After this I looked, and there was a great multitude that no one could count, from every nation, from all tribes and peoples and languages, standing before the throne and before the Lamb, robed in white, with palm branches in their hands.
I’m still caught up in the euphoria of last Saturday (September 13, 2014) when I was installed as Bishop of the Northeastern Ohio Synod. Even though a week has gone by as I write this, the flood of memories still bring a tingle, a smile and a warm feeling that borders on feverish.
The sanctuary at St. Paul’s Episcopal Church in Akron was filled to capacity. Besides family, there were people present from all stages of my life, childhood friends, college friends, family friends, students from my teaching days, co-workers from my years in broadcasting, from my time in the Cleveland Indians front office, colleagues in ministry, and former parishioners from both congregations I served.
They came from all regions of the country; places near and far – Arizona, Connecticut, Illinois, Indiana, Florida, Michigan, New York, Pennsylvania, South Carolina, and Virginia.
The diversity, demographic, ethnic, racial, and denominational was wide-ranging.
And then there was the sea of clergy, all dressed in their white albs and red stoles. I was especially grateful for the presence of several ecumenical partners, who spoke and pledged their cooperation as we strive for that unity that Jesus prayed for us. It resembled the scene from Revelation quoted above.
It also very much resembled a scene from my ordination 11-1/2 years ago. Back then I cried uncontrollably. This time, although it called for a great deal of effort on my part, I was somewhat able to control my emotions. But it was a challenge.

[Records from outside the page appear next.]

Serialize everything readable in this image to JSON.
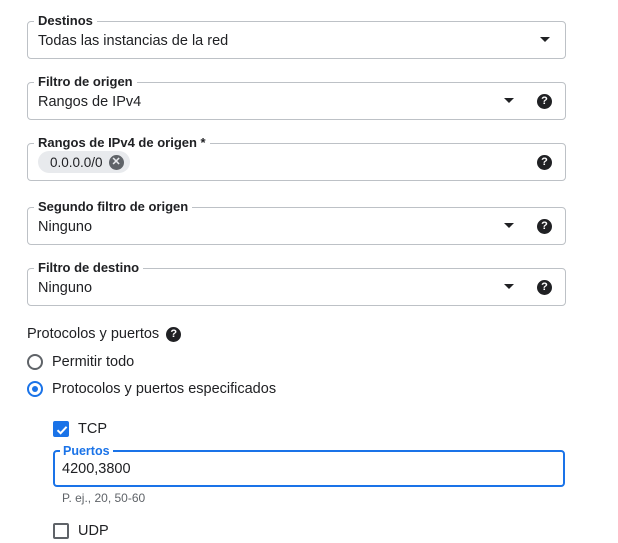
{
  "fields": {
    "destinos": {
      "label": "Destinos",
      "value": "Todas las instancias de la red"
    },
    "filtro_origen": {
      "label": "Filtro de origen",
      "value": "Rangos de IPv4"
    },
    "rangos_origen": {
      "label": "Rangos de IPv4 de origen *",
      "chip": "0.0.0.0/0"
    },
    "segundo_filtro": {
      "label": "Segundo filtro de origen",
      "value": "Ninguno"
    },
    "filtro_destino": {
      "label": "Filtro de destino",
      "value": "Ninguno"
    }
  },
  "help_glyph": "?",
  "chip_remove_glyph": "✕",
  "protocols": {
    "title": "Protocolos y puertos",
    "options": [
      {
        "label": "Permitir todo",
        "selected": false
      },
      {
        "label": "Protocolos y puertos especificados",
        "selected": true
      }
    ],
    "tcp": {
      "label": "TCP",
      "checked": true,
      "ports_label": "Puertos",
      "ports_value": "4200,3800",
      "hint": "P. ej., 20, 50-60"
    },
    "udp": {
      "label": "UDP",
      "checked": false
    }
  },
  "colors": {
    "accent": "#1a73e8",
    "border": "#bdc1c6",
    "text": "#202124",
    "muted": "#5f6368"
  }
}
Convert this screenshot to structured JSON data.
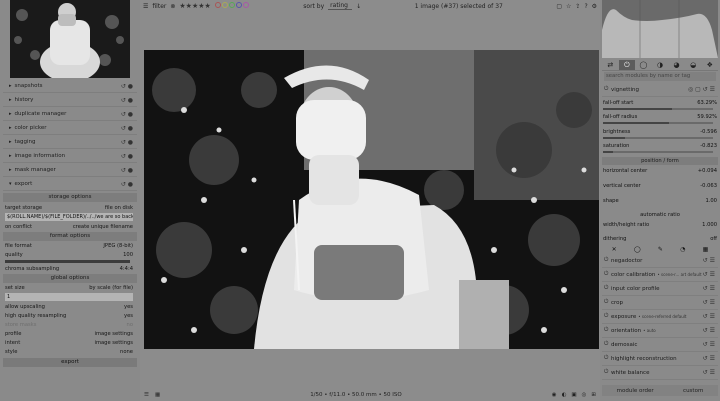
{
  "topbar": {
    "filter_label": "filter",
    "stars": "★★★★★",
    "sort_label": "sort by",
    "sort_value": "rating",
    "image_count": "1 image (#37) selected of 37"
  },
  "left": {
    "modules": [
      {
        "label": "snapshots"
      },
      {
        "label": "history"
      },
      {
        "label": "duplicate manager"
      },
      {
        "label": "color picker"
      },
      {
        "label": "tagging"
      },
      {
        "label": "image information"
      },
      {
        "label": "mask manager"
      },
      {
        "label": "export"
      }
    ],
    "storage_options": "storage options",
    "target_storage": {
      "label": "target storage",
      "value": "file on disk"
    },
    "path": "$(ROLL.NAME)/$(FILE_FOLDER)/../../we are so back/processed/$(FILE_NAME)",
    "on_conflict": {
      "label": "on conflict",
      "value": "create unique filename"
    },
    "format_options": "format options",
    "file_format": {
      "label": "file format",
      "value": "JPEG (8-bit)"
    },
    "quality": {
      "label": "quality",
      "value": "100",
      "fraction": 1.0
    },
    "chroma": {
      "label": "chroma subsampling",
      "value": "4:4:4"
    },
    "global_options": "global options",
    "set_size": {
      "label": "set size",
      "value": "by scale (for file)"
    },
    "scale_value": "1",
    "allow_upscaling": {
      "label": "allow upscaling",
      "value": "yes"
    },
    "high_quality": {
      "label": "high quality resampling",
      "value": "yes"
    },
    "store_masks": {
      "label": "store masks",
      "value": "no"
    },
    "profile": {
      "label": "profile",
      "value": "image settings"
    },
    "intent": {
      "label": "intent",
      "value": "image settings"
    },
    "style": {
      "label": "style",
      "value": "none"
    },
    "export_button": "export"
  },
  "bottombar": {
    "exif": "1/50 • f/11.0 • 50.0 mm • 50 ISO"
  },
  "right": {
    "search_placeholder": "search modules by name or tag",
    "vignetting": "vignetting",
    "falloff_start": {
      "label": "fall-off start",
      "value": "63.29%",
      "fraction": 0.63
    },
    "falloff_radius": {
      "label": "fall-off radius",
      "value": "59.92%",
      "fraction": 0.6
    },
    "brightness": {
      "label": "brightness",
      "value": "-0.596",
      "fraction": 0.2
    },
    "saturation": {
      "label": "saturation",
      "value": "-0.823",
      "fraction": 0.09
    },
    "position_form": "position / form",
    "horizontal_center": {
      "label": "horizontal center",
      "value": "+0.094"
    },
    "vertical_center": {
      "label": "vertical center",
      "value": "-0.063"
    },
    "shape": {
      "label": "shape",
      "value": "1.00"
    },
    "automatic_ratio": "automatic ratio",
    "width_height": {
      "label": "width/height ratio",
      "value": "1.000"
    },
    "dithering": {
      "label": "dithering",
      "value": "off"
    },
    "modules": [
      {
        "label": "negadoctor",
        "sub": ""
      },
      {
        "label": "color calibration",
        "sub": "• scene-r... art default"
      },
      {
        "label": "input color profile",
        "sub": ""
      },
      {
        "label": "crop",
        "sub": ""
      },
      {
        "label": "exposure",
        "sub": "• scene-referred default"
      },
      {
        "label": "orientation",
        "sub": "• auto"
      },
      {
        "label": "demosaic",
        "sub": ""
      },
      {
        "label": "highlight reconstruction",
        "sub": ""
      },
      {
        "label": "white balance",
        "sub": ""
      }
    ],
    "module_order": "module order",
    "module_order_value": "custom"
  }
}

As I processed into the sanctuary, I saw a couple of people and felt tears welling up in my eyes. It was then that I decided not to look either to the right or to the left, so as to avoid eye contact with anyone whose presence would make me begin to cry.

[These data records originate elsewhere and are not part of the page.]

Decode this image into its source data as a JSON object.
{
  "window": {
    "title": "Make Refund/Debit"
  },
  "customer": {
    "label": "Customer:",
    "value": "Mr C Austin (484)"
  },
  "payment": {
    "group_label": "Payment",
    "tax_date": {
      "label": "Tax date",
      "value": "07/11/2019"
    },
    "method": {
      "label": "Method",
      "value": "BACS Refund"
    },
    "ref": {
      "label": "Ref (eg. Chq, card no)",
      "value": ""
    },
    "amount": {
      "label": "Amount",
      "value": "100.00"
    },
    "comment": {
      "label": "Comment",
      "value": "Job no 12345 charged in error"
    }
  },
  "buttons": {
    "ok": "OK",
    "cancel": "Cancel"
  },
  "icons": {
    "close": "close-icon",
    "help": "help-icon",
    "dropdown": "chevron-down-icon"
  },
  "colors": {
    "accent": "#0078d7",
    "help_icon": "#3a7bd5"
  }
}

As I distributed the bread during communion, several times at the sight of friends, family or parishioners, I alternately felt my throat tightening and my voice quivering as I said the words, “The body of Christ, given for you.”

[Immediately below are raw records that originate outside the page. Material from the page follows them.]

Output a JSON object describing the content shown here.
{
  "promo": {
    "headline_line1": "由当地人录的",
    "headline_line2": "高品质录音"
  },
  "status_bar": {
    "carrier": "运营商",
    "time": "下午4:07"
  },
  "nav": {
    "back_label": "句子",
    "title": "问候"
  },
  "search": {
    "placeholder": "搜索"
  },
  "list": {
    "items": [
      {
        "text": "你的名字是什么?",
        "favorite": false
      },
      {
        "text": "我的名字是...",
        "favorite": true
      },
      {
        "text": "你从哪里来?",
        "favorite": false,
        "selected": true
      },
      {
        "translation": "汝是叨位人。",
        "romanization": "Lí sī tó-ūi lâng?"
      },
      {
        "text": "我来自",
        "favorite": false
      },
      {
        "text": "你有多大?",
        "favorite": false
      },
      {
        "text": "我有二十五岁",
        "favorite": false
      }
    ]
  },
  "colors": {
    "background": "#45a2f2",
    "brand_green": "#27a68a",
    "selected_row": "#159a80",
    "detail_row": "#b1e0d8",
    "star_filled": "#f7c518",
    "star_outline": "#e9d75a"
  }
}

These are scenes most people never experience in their lifetime. They mostly occur at a person’s funeral. I have been blessed to have witnessed this type of honor twice.
I thank God for all these blessings. I thank those of you who were there. I am also grateful for all the congratulatory wishes, the cards, the gifts, the emails, the phone calls.
Of course, it was not about me, no matter how much people made it out to be. It was about God in Jesus Christ, the church and the synod. It was an expression of joy and a promise of hope. As I repeated several times in the installation ritual as the Presiding Bishop questioned me, “I ask God to help me.”
I ask God to help me be faithful in my office; to commit myself to this new trust and responsibility; to carry out this ministry in accordance with the Holy Scriptures and the confessions of the Lutheran Church; care for the pastors and congregations of this synod; to love, serve, and pray for God’s people, nourish them with the word and sacraments, and lead them by my own example in faithful service and holy living.
All these and the other promises I made I confide that God will graciously give me the strength and compassion to perform them.